“There has always been a need to support young people as they're transitioning into the workplace, especially those who haven't had access to non-formal learning opportunities,” she says. “But the pandemic has meant that more young people than ever are dealing with huge deficits in educational outcomes and are additionally struggling with mental health and social development. There have been fewer opportunities to build the skills needed to prevent and cope with these issues, by being out in the world, engaging with people and doing things like volunteering, which is a big part of the DofE.”


The organization's goal is to reach one million young people with a life-changing DofE program by 2026, and partnering with employers is a large part of achieving this. By teaming up with organizations that hire young people, the DofE can help them attract, develop and retain diverse talent, who then benefit by learning valuable business-relevant skills. However, the workplace initiative run by the DofE at the moment did not seem scalable, based on its pricing structure and the resources employers need to devote to supervising participants. “The current framework requires a heavy lift from employers,” explains Beaumont.


To develop a sense of how to revamp the corporate program, the team spoke to employers in such industries as retail, law, accounting and hospitality. They learned that while there are an estimated 8,700 apprenticeship programs in place in the U.K., few have the holistic reach of the DofE’s offering, Beaumont says.


However, for a training program to have broad appeal, the Morgan Stanley team advised that it needed to be a stand-alone, “plug and play” model, requiring less involvement from the employer. They recommended that the DofE initially partner with third-party vendors and eventually develop the expertise in-house to oversee the entire offering.


The program the Morgan Stanley team conceived—which they named DofE Pro—is expected to break even within four years, according to Boylan. The Morgan Stanley team provided the DofE with a financial model, which they trained the organization’s staff to use.
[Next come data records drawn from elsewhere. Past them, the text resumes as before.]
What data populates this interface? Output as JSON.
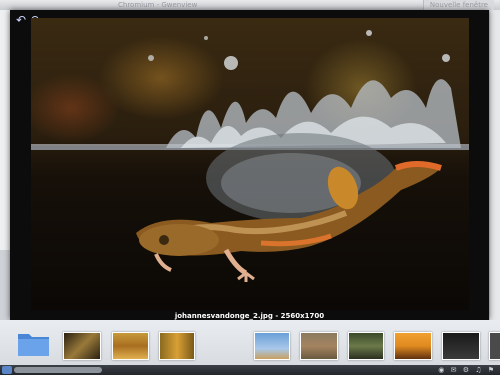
{
  "background_window": {
    "title": "Chromium - Gwenview",
    "right_tab": "Nouvelle fenêtre"
  },
  "viewer": {
    "rotate_left_icon": "↶",
    "rotate_right_icon": "↷",
    "caption": "johannesvandonge_2.jpg - 2560x1700"
  },
  "thumbnails": [
    {
      "name": "folder",
      "color": "#4a86d6"
    },
    {
      "name": "thumb-frog",
      "color": "#8a6a2a"
    },
    {
      "name": "thumb-grass",
      "color": "#c79a3a"
    },
    {
      "name": "thumb-wheat",
      "color": "#d8a035"
    },
    {
      "name": "thumb-giraffe",
      "color": "#6a9fd8"
    },
    {
      "name": "thumb-lion",
      "color": "#a58460"
    },
    {
      "name": "thumb-animals",
      "color": "#6c7a4a"
    },
    {
      "name": "thumb-sunset",
      "color": "#e08a20"
    },
    {
      "name": "thumb-elephant",
      "color": "#2a2a2a"
    },
    {
      "name": "thumb-dark",
      "color": "#4a4a4a"
    }
  ],
  "taskbar": {
    "tray_icons": "◉ ✉ ⚙ ♫ ⚑"
  }
}
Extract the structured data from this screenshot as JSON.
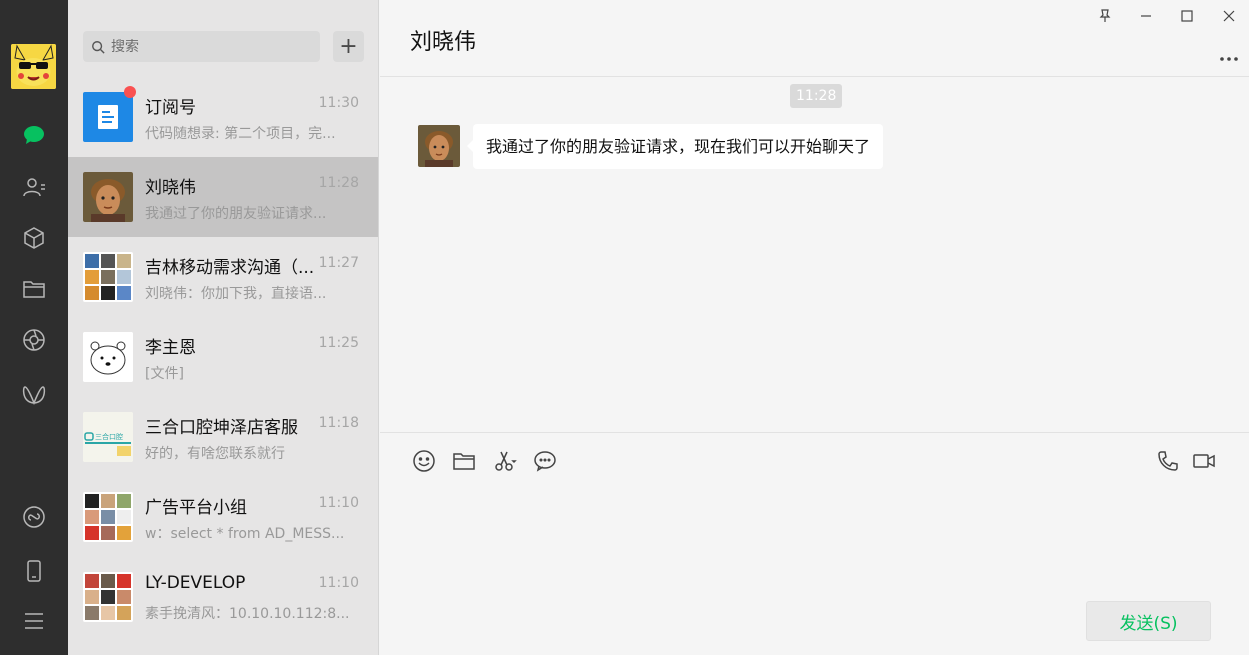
{
  "window": {
    "title": "刘晓伟"
  },
  "colors": {
    "accent": "#07c160",
    "badge": "#fa5151",
    "rail_bg": "#2e2e2e"
  },
  "rail": {
    "items": [
      {
        "icon": "chat-icon",
        "active": true
      },
      {
        "icon": "contacts-icon"
      },
      {
        "icon": "favorites-cube-icon"
      },
      {
        "icon": "folder-icon"
      },
      {
        "icon": "moments-shutter-icon"
      },
      {
        "icon": "miniprogram-icon"
      },
      {
        "icon": "mini-app-link-icon"
      },
      {
        "icon": "phone-device-icon"
      },
      {
        "icon": "menu-icon"
      }
    ]
  },
  "search": {
    "placeholder": "搜索"
  },
  "add_button": {
    "label": "+"
  },
  "chats": [
    {
      "name": "订阅号",
      "time": "11:30",
      "preview": "代码随想录: 第二个项目，完...",
      "unread_dot": true
    },
    {
      "name": "刘晓伟",
      "time": "11:28",
      "preview": "我通过了你的朋友验证请求...",
      "active": true
    },
    {
      "name": "吉林移动需求沟通（...",
      "time": "11:27",
      "preview": "刘晓伟：你加下我，直接语..."
    },
    {
      "name": "李主恩",
      "time": "11:25",
      "preview": "[文件]"
    },
    {
      "name": "三合口腔坤泽店客服",
      "time": "11:18",
      "preview": "好的，有啥您联系就行"
    },
    {
      "name": "广告平台小组",
      "time": "11:10",
      "preview": "w：select * from AD_MESS..."
    },
    {
      "name": "LY-DEVELOP",
      "time": "11:10",
      "preview": "素手挽清风：10.10.10.112:8..."
    }
  ],
  "conversation": {
    "title": "刘晓伟",
    "timestamp": "11:28",
    "messages": [
      {
        "from": "刘晓伟",
        "text": "我通过了你的朋友验证请求，现在我们可以开始聊天了"
      }
    ]
  },
  "composer": {
    "tools": [
      "emoji-icon",
      "folder-icon",
      "scissors-screenshot-icon",
      "chat-history-icon"
    ],
    "right_tools": [
      "voice-call-icon",
      "video-call-icon"
    ],
    "send_label": "发送(S)"
  },
  "logo_text": {
    "dental": "三合口腔"
  }
}
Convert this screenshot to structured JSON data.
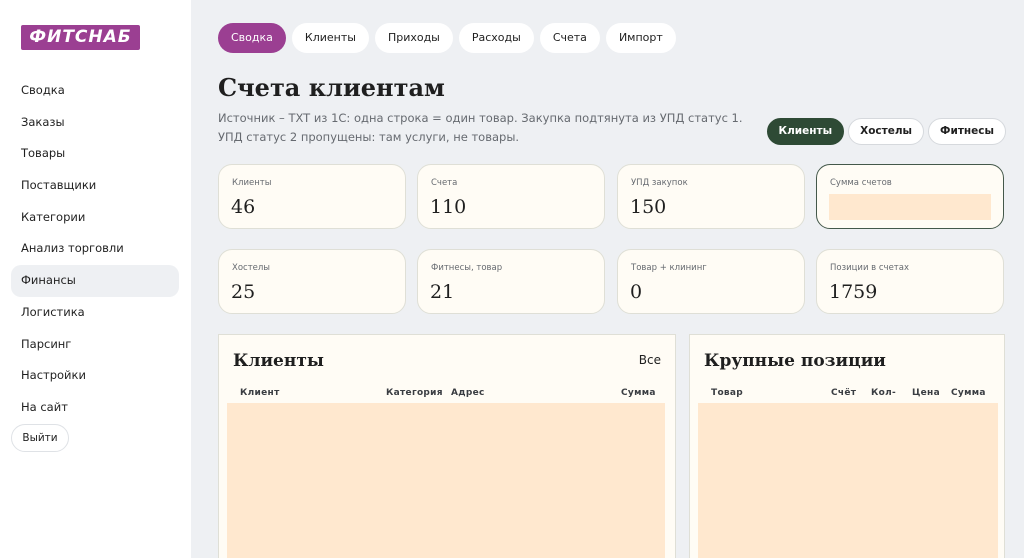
{
  "sidebar": {
    "logo": "ФИТСНАБ",
    "items": [
      {
        "label": "Сводка"
      },
      {
        "label": "Заказы"
      },
      {
        "label": "Товары"
      },
      {
        "label": "Поставщики"
      },
      {
        "label": "Категории"
      },
      {
        "label": "Анализ торговли"
      },
      {
        "label": "Финансы",
        "active": true
      },
      {
        "label": "Логистика"
      },
      {
        "label": "Парсинг"
      },
      {
        "label": "Настройки"
      },
      {
        "label": "На сайт"
      }
    ],
    "logout": "Выйти"
  },
  "tabs": [
    {
      "label": "Сводка",
      "active": true
    },
    {
      "label": "Клиенты"
    },
    {
      "label": "Приходы"
    },
    {
      "label": "Расходы"
    },
    {
      "label": "Счета"
    },
    {
      "label": "Импорт"
    }
  ],
  "page": {
    "title": "Счета клиентам",
    "subtitle": "Источник – TXT из 1С: одна строка = один товар. Закупка подтянута из УПД статус 1. УПД статус 2 пропущены: там услуги, не товары."
  },
  "filters": [
    {
      "label": "Клиенты",
      "active": true
    },
    {
      "label": "Хостелы"
    },
    {
      "label": "Фитнесы"
    }
  ],
  "stats": {
    "clients": {
      "label": "Клиенты",
      "value": "46"
    },
    "invoices": {
      "label": "Счета",
      "value": "110"
    },
    "upd": {
      "label": "УПД закупок",
      "value": "150"
    },
    "sum": {
      "label": "Сумма счетов",
      "value": ""
    },
    "hostels": {
      "label": "Хостелы",
      "value": "25"
    },
    "fitness": {
      "label": "Фитнесы, товар",
      "value": "21"
    },
    "cleaning": {
      "label": "Товар + клининг",
      "value": "0"
    },
    "positions": {
      "label": "Позиции в счетах",
      "value": "1759"
    }
  },
  "clients_panel": {
    "title": "Клиенты",
    "link": "Все",
    "columns": {
      "client": "Клиент",
      "category": "Категория",
      "address": "Адрес",
      "sum": "Сумма"
    }
  },
  "positions_panel": {
    "title": "Крупные позиции",
    "columns": {
      "product": "Товар",
      "invoice": "Счёт",
      "qty": "Кол-",
      "price": "Цена",
      "sum": "Сумма"
    }
  },
  "colors": {
    "accent": "#9b3f92",
    "filter_active": "#2e4a35",
    "card_bg": "#fffcf5",
    "placeholder": "#ffe8cf",
    "page_bg": "#eef0f3"
  }
}
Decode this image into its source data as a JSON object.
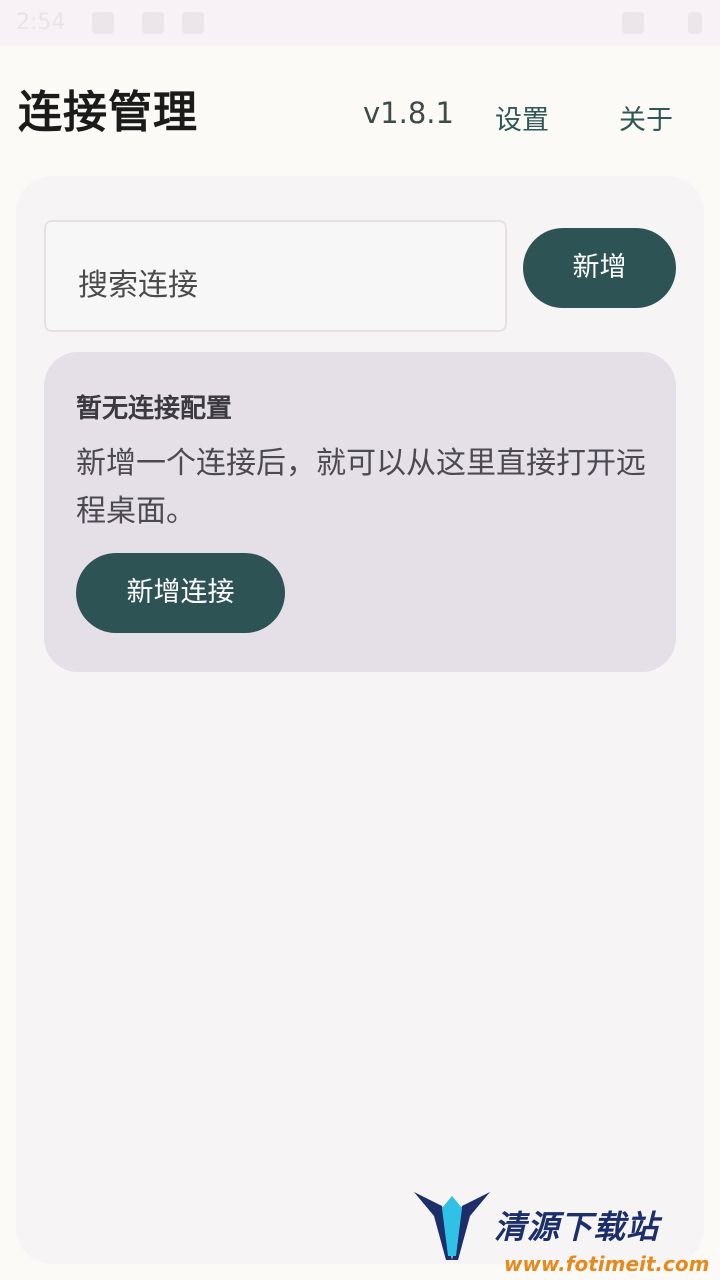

The goal of the Duke of Edinburgh’s Award is to reach one million young people with their life-changing skill-building program by 2026.

Off and Running

DofE quickly embraced the idea and is already seeking partner organizations as well as employers willing to pilot the new initiative, “kicking the tires and giving us feedback to refine it further,” says Marvel.


Marvel says the foundation provided by the Morgan Stanley team has helped them immeasurably. “They did a phenomenal amount of work for us in a short amount of time. It was a robust piece of insight-gathering, so we now have the confidence that what we’ve developed is relevant and needed in the workplace,” she says.


The Morgan Stanley team members also expressed satisfaction at the project’s completion and hope to remain engaged as DofE Pro goes to market. “Realizing that we provided a product that the charity is already in the process of piloting is quite a proud moment for us all,” says Coombs.